By Purva Grover
A cat is meowing in the corner of a sleepy lane. I can see the confusion on the cab driver’s face as he wonders if there is enough space for the vehicle to take a left turn. It’s 11 in the night, the husband and I are exhausted, courtesy the unexpected fog, flight delay, airport change, and beyond. We’ve finally made it to Selçuk , a small town in western Turkey, and have to check into a pension (guesthouse) here. It’s going to be a humble lodging arrangement, we’re aware of that. After all, Selçuk is not your popular touristy spot. We (the cabbie and us) mutually agree that it’s better we walk and pull the luggage on the cobbled lane and wake up the entire neighbourhood than test the driver’s reversing skills. The place is so quiet that it feels like a crime to lug around a suitcase with wheels.
Shivering (it’s 1 degree) and puffing (we’re getting older), we make it to the pension building, which well, looks, let’s say vintage-y. There’s no check-in counter, just a tiny board displaying the name of the place, and the cat, of course. “Is this us?” we ask ourselves, as a squeaky door opens.
A lady, perhaps in her late 50s, with the widest smile, receives us and guides us to our room.

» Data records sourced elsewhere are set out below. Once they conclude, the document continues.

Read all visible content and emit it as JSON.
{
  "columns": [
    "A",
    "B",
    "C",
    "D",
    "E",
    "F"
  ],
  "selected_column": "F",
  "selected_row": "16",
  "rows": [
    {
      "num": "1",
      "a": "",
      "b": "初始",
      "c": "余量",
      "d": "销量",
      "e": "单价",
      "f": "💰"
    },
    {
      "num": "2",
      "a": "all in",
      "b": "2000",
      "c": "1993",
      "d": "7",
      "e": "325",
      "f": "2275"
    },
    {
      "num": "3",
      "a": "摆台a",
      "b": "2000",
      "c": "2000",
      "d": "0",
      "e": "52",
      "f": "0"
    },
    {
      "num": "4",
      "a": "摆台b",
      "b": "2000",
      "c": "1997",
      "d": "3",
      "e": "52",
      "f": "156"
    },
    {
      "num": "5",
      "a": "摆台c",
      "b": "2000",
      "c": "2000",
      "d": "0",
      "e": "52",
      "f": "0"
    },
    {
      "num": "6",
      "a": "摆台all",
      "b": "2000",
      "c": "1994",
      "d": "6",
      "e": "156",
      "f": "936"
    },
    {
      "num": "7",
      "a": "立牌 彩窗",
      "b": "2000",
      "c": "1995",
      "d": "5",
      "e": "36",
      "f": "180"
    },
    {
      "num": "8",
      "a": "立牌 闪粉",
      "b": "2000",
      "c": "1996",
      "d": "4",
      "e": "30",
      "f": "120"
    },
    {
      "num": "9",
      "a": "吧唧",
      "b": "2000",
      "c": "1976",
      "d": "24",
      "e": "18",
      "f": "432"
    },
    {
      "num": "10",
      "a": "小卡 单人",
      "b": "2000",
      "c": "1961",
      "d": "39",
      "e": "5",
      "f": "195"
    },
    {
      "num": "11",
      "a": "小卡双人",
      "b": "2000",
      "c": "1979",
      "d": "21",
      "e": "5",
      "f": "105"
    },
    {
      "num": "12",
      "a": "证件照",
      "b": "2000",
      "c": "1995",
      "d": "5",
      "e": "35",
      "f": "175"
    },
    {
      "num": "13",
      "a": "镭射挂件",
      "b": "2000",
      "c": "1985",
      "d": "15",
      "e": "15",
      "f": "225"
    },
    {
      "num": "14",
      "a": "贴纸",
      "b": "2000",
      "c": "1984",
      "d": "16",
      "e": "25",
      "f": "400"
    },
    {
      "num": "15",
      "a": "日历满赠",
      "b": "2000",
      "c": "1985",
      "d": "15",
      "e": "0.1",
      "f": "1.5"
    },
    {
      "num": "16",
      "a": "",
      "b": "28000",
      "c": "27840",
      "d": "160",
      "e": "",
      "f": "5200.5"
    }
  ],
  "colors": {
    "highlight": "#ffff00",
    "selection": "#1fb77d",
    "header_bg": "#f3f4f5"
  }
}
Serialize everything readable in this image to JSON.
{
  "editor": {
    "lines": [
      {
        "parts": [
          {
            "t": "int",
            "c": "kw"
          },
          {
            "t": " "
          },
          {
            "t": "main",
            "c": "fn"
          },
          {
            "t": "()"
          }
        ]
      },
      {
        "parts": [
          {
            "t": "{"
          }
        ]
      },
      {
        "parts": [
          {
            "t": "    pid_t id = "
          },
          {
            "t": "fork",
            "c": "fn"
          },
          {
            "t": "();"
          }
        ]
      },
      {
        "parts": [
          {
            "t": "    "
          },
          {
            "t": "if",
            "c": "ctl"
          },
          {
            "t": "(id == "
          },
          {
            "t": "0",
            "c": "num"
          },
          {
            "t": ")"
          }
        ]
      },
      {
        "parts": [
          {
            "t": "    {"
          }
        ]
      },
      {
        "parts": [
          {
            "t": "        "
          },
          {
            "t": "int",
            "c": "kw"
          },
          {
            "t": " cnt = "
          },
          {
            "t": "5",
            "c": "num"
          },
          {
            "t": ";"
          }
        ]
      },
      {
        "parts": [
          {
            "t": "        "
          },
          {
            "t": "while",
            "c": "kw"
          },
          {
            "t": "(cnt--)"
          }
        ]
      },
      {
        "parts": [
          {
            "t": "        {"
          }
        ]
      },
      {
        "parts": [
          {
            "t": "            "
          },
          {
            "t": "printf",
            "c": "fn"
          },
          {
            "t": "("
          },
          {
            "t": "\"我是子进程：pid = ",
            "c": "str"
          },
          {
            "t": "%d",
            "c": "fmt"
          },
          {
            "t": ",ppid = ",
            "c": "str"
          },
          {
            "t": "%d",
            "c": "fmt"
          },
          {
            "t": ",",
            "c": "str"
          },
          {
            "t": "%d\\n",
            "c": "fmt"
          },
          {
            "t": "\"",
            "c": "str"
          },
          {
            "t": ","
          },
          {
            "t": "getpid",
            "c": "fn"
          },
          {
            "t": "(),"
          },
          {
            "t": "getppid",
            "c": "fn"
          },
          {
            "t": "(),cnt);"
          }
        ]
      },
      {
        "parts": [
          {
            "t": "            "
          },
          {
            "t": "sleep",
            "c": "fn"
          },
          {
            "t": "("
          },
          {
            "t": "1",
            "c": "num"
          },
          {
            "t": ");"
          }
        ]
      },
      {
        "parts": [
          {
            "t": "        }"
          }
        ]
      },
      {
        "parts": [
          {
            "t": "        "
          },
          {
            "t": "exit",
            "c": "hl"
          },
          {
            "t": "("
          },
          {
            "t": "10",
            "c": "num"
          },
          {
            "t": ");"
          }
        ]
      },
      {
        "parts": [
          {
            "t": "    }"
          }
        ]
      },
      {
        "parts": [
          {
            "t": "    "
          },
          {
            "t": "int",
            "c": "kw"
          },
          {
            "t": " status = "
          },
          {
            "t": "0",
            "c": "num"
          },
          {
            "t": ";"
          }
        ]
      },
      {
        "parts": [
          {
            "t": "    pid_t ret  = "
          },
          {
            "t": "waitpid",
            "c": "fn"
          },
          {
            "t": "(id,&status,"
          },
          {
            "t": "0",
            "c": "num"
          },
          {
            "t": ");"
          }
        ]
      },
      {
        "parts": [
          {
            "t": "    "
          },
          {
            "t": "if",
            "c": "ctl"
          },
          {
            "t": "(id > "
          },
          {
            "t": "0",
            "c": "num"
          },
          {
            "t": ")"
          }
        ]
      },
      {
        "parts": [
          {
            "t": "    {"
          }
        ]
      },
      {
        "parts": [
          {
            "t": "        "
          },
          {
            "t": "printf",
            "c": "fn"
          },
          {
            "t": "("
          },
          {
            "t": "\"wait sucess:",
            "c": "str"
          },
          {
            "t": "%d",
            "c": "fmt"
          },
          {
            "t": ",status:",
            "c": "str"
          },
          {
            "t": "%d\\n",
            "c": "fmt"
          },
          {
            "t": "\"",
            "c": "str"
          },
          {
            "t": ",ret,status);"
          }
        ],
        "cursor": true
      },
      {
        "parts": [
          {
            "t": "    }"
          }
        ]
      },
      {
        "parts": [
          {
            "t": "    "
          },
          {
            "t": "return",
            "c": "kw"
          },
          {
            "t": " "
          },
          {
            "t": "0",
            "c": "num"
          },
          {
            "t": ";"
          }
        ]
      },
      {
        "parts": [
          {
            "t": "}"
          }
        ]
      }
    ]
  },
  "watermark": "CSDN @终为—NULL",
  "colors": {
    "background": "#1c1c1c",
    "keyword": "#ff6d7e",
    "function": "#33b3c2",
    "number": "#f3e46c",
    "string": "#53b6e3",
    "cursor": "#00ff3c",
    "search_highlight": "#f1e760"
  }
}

In there, she points out to clean towels, soap bars, and blankets; one for each. She speaks little English, just enough for us to communicate. “You got late,” she asks, not as a complaint, but out of concern.
We explain the weather conditions, she nods.
“Good night, thanks,” and we call it a day.
“You must be hungry. You must eat, definitely eat,” she says.
“No,” we insist. “We’d rather sleep. We’ll have a nice breakfast,” we add, politely.
A few minutes later, a knock on the door and there she stands with a tray holding cups of piping hot apple tea and homemade lemon cake. “Eat,” she instructs us in an authoritative manner, much as mothers do, often. There’s no winning arguments with mum, right. We do the needful.
Next morning, wrapped in multiple woollen layers, we walk towards another building facing us, this time, for breakfast. We find out that this is where our host resides. She’s converted one of the rooms into an eating area, adorned it with books from her collection, jewellery that she probably wore in her younger days, and a coffee machine, which satisfies tourists who prefer Cappuccino over Turkish coffee.
This morning, she has no other guests besides us, “It’s off-season (December),” she says. Yet, she’s laid down a full Turkish breakfast for the two of us. Olives, varieties of cheese and jams, bread, eggs, fruits of all kinds, et al.
She gets busy on the phone, leaving us to eat, both to her and our satisfaction. All this while, her mother sleeps on the next couch. She wakes up occasionally to sip water with a straw, coughs and goes back to bed. When done, we ask of her leave, to head to Ephesus, the ancient Turkish port city, whose ruins are preserved.
She tells us that she’ll be gone before we’re back so we either pay for the accommodation and meal (only breakfast) before noon; giving us directions to the ATM in the nearby area, or we leave it in the room. “I’m taking my mother to the hospital. My brother and I take turns,” she tells us pointing out to the curled-up body on the couch.
We find the ATM and handover the money to her.
“Where do we leave the keys, when we check-out?” I ask innocently. “Leave them on the door,” she says, as she walks out.
We didn’t ask each other’s names. She also didn’t seem worried about a bad review from us on TripAdvisor (there was no more breakfast during the rest of the stay).
She trusted us to make the payment and check-out on the promised day. We were amused, but not perturbed by the entire episode. As we left, I drew the curtains, closed the windows, folded the blankets, put the towels for drying, and left the keys hanging on the door.
“She’d not like to come to a dirty room,” I told myself.
What was it about this unusual, no-frills lodging experience that has stayed with me?
The warm smile on a cold night or, the wrinkled hands holding a tray of food. Often, we come across faces that suggest familiarity, but we find it tough to place where we would have seen them earlier, yet we are left with the feeling that we’ve know them and they mean well for us. She had one of those faces.
Purva’s travel journal is full of extremely ordinary stories.